When my book club read The Da Vinci Code a while back it caused HUGE drama in our group. The non-Catholic members believed basically everything Dan Brown said about the Catholic Church while the Catholic members hated the book just on principle. Having a Catholic background ... I was able to point out the difference between facts and theories, truth and sensationalism, in the book. My concern in reading The 19th Wife is that due to my lack of knowledge about LDS, I could end up believing things that are not true just like the gals in my book club did. See my dilemma?!
Again, thanks for agreeing to help me out with this. I look forward to comparing notes with you!
To tell you the truth, church history is really, really broad! I myself am ignorant of much of its detailed background. The LDS church has many scholars that make their careers studying church history. I'm afraid I don't have any good answers for your questions.Again, these are just excerpts from the emails we exchanged, but I think you get the general idea.
A full biography of Brigham Young can be found here. I have to tell you the truth that I'm just as ignorant about Eliza Ann as you are. I searched and searched and could not find any statement about the LDS view of Eliza Ann Young.
I also searched for information about her parents but couldn't find anything beyond a few basic, he was a blacksmith, etc. The LDS church has preserved all of its history and is available in its archives. They are currently digitizing their documents (a decade long project), but unfortunately it makes it hard to find info online. No news is good news?
Here are some links for you about the church's current view of polygamy:
Background of polygamy and is current view
Interview with Gordon B. Hinckley, past president and prophet
Hmm . . . I'm thinking I should be asking as many questions as you!
If you’d like to read Natasha’s review of this book click here.
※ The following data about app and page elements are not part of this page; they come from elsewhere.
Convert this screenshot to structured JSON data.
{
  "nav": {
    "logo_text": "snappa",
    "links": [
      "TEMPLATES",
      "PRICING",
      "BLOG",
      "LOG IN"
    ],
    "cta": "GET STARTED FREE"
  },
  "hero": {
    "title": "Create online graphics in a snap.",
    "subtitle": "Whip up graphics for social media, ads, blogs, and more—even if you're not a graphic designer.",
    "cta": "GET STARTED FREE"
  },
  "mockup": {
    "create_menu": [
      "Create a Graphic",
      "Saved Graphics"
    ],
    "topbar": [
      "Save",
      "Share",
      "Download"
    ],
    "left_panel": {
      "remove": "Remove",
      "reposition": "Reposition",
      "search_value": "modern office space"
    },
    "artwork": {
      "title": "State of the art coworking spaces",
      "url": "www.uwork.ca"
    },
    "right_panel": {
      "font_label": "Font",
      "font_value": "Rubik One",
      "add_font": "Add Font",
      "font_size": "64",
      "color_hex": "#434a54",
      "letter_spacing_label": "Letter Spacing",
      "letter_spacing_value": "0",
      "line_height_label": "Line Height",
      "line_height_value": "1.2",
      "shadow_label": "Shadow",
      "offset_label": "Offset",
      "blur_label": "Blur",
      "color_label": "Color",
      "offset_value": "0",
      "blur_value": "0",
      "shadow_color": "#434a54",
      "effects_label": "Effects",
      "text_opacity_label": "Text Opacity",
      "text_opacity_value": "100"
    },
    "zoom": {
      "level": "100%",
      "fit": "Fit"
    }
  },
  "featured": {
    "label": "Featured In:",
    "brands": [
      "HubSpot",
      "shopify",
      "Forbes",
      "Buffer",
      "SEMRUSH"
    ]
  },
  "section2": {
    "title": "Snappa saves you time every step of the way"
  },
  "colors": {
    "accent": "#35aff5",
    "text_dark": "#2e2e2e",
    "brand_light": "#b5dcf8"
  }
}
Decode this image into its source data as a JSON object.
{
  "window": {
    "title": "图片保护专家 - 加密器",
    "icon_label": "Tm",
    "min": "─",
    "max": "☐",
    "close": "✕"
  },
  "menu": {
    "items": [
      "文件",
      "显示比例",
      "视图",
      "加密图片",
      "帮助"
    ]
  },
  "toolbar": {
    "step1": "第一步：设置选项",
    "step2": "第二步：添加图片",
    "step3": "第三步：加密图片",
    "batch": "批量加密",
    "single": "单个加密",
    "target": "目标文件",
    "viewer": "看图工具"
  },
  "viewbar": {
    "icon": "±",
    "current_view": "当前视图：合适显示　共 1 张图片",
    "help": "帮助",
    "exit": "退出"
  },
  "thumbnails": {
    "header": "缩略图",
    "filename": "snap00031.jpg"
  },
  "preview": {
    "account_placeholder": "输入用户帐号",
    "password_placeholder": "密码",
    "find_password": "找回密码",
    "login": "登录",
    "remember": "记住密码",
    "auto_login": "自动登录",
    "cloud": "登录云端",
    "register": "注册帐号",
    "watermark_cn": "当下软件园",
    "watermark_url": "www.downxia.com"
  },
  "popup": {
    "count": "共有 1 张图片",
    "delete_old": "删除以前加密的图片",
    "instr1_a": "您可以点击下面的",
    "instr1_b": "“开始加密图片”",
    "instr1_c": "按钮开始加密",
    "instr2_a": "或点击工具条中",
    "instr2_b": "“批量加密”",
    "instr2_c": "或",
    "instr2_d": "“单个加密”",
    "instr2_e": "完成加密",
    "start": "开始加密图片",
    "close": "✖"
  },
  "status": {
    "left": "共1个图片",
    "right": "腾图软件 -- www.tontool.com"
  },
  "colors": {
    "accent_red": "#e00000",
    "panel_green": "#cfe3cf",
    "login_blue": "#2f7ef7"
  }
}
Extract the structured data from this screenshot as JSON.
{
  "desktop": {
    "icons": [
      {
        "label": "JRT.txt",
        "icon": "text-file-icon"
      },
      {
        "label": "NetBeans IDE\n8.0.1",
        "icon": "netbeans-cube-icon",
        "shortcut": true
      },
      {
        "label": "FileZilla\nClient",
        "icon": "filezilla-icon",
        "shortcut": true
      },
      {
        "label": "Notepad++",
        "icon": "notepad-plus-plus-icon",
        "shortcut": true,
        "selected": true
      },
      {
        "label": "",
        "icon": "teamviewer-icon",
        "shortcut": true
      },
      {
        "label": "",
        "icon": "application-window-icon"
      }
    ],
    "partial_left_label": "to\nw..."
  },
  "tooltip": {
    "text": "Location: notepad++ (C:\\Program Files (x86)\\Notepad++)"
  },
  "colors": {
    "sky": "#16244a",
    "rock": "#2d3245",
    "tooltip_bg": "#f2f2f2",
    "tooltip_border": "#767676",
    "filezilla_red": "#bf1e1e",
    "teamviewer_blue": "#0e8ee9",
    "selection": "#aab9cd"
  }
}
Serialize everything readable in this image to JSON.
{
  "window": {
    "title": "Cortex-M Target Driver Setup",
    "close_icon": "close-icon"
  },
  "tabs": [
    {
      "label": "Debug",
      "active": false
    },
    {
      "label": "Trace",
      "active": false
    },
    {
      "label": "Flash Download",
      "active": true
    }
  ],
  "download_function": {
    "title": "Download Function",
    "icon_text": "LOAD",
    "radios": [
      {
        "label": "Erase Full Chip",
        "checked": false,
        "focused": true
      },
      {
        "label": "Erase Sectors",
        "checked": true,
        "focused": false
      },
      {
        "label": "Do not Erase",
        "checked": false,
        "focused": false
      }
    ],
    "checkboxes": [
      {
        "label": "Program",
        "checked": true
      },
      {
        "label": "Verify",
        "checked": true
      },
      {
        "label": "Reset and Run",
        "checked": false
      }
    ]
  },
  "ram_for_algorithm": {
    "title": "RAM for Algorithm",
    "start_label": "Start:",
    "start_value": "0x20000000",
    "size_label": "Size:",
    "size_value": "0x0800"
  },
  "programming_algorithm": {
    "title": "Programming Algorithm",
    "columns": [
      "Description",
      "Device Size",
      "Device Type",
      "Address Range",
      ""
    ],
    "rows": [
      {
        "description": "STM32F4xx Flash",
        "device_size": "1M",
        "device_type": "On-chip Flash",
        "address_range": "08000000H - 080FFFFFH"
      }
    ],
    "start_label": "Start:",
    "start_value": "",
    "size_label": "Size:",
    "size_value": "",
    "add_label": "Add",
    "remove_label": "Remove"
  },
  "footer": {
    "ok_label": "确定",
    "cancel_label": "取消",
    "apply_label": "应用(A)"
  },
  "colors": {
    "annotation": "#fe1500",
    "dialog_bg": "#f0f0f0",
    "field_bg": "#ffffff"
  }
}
I’m grateful to Natasha for her willingness to answer my questions – thank you!
I must say, I really did enjoy this book. I’ve already recommended it to a number of people. But I do caution you to read it as a work of fiction, not as historical fact. It will make you – and everyone you discuss it with – much happier.
Thank you to TLC Book Blog Tours for the chance to review this book! To read other reviews and also thoughts from the author be sure to check out the other blog stops scheduled for this month.
Wednesday, Oct. 15th: Maw Books
Friday, Oct. 17th: Reading, ‘Riting, and Retirement
Monday, Oct. 20th: She Is Too Fond Of Books
Tuesday, Oct. 21st: Age 30 - A Year in Books
Thursday, Oct. 23rd: A High and Hidden Place
Monday, Oct. 27th: It’s All About Books
Tuesday, Oct. 28th: Musings of a Bookish Kitty
Thursday, Oct. 30th: Books on the Brain
Monday, Nov. 3rd: The Cottage Nest
Tuesday, Nov. 4th: B&B ex libris
Wednesday, Nov. 5th: Anniegirl1138
Thursday, Nov. 6th: The Tome Traveler
Friday, Nov. 7th: Educating Petunia
Monday, Nov. 10th: The Literate Housewife
Wednesday, Nov. 12th: Diary of an Eccentric